    When Ina Elliott got wind of the transportation change in the Levy County School District, she was not happy.

    Initially, she thought she would have to take her son to Dunnellon High School, but later learned she would need to get to Buddy Risher Park to ride the Marion County school bus.

    Elliott takes her neighbor’s son to the bus stop as well. The two students used to be picked up in front of their houses by Levy County buses and transported to Dunnellon High.

  • McCallum seeks re-election as sheriff

    Sheriff Bobby McCallum announces his bid for re-election as Sheriff of Levy County. McCallum, completing his first term as Sheriff, has over 33 years of law enforcement experience. He has served with the Florida Highway Patrol, the Eighth Judicial Circuit State Attorney's Office and the Levy County Sheriff's Office.

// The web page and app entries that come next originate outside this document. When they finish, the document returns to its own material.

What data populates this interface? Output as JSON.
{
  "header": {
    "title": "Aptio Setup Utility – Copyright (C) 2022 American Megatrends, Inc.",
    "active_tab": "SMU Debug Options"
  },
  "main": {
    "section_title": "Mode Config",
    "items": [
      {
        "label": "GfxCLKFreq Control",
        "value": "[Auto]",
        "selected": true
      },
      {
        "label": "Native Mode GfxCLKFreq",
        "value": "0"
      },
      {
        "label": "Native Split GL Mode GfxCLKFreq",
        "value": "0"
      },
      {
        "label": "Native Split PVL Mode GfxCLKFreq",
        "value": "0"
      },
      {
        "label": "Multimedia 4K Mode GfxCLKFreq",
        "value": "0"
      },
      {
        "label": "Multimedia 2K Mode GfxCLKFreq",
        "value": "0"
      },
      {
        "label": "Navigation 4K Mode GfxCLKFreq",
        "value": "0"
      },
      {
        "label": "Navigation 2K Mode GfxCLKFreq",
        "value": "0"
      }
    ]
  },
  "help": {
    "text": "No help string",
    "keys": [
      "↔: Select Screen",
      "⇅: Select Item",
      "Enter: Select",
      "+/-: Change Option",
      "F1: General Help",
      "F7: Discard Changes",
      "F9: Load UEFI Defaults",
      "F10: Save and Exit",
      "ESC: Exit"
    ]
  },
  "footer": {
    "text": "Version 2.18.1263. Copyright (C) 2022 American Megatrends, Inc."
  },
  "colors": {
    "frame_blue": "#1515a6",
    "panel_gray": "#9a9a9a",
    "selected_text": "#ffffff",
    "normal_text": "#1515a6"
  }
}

  • Chiefland hospital dead again

     

    For the second time in three years, hopes for a hospital to be built in Chiefland have been dashed.

    The latest bad news came during the City Commission meeting on Monday evening after City Manager Mary Ellzey said CBC Real Estate Group and NeuHealth would fail to meet the state's Jan. 27 deadline to open their books and prove they have $27 million to build a 28-bed hospital in order for the city to receive a $1.5 million infrastructure grant from the state.

  • Losing a legend

    West Park Avenue had nary a parking spot as guests were ushered into Knauff Funeral Home for the service of Ralph Dahlstrom, Jr. who died Jan. 18 at the age of 82. The lines of cars were eerily similar to Ralph's Burger House around lunch time.

  • Phone app aids in boaters’ rescues

    By Abdon Sidibe

    It is a navigational tool born out of tragedy, but in an ironic twist of fate, the first lives it helped save included the son of the Tampa businessman who created it.

    Jay Stipe, president of MiraTrex Inc., had just developed a GPS-driven boater navigational app, which can be loaded on an iPhone or iPad, as a reaction the tragedy during which two young mariners were lost on the east coast of the state. The remains of the young boys were never recovered.

  • Gun Classes

    Chiefland

    The Chiefland Fastpitch Booster Club will be holding a Concealed Weapons Permit class on Saturday, Feb. 6. Class is 8 a.m. to 1 p.m. and will be at the Levy County Sheriff's Office, 9150 N.E. 80th Ave., Bronson.

    This class will qualify an individual to apply for a Concealed Firearms License.

    The cost is $65 per person.

    Contact Jimmy Anderson or Melissa Lott to sign up. Class will be limited so be sure to sign up quickly.

    Bronson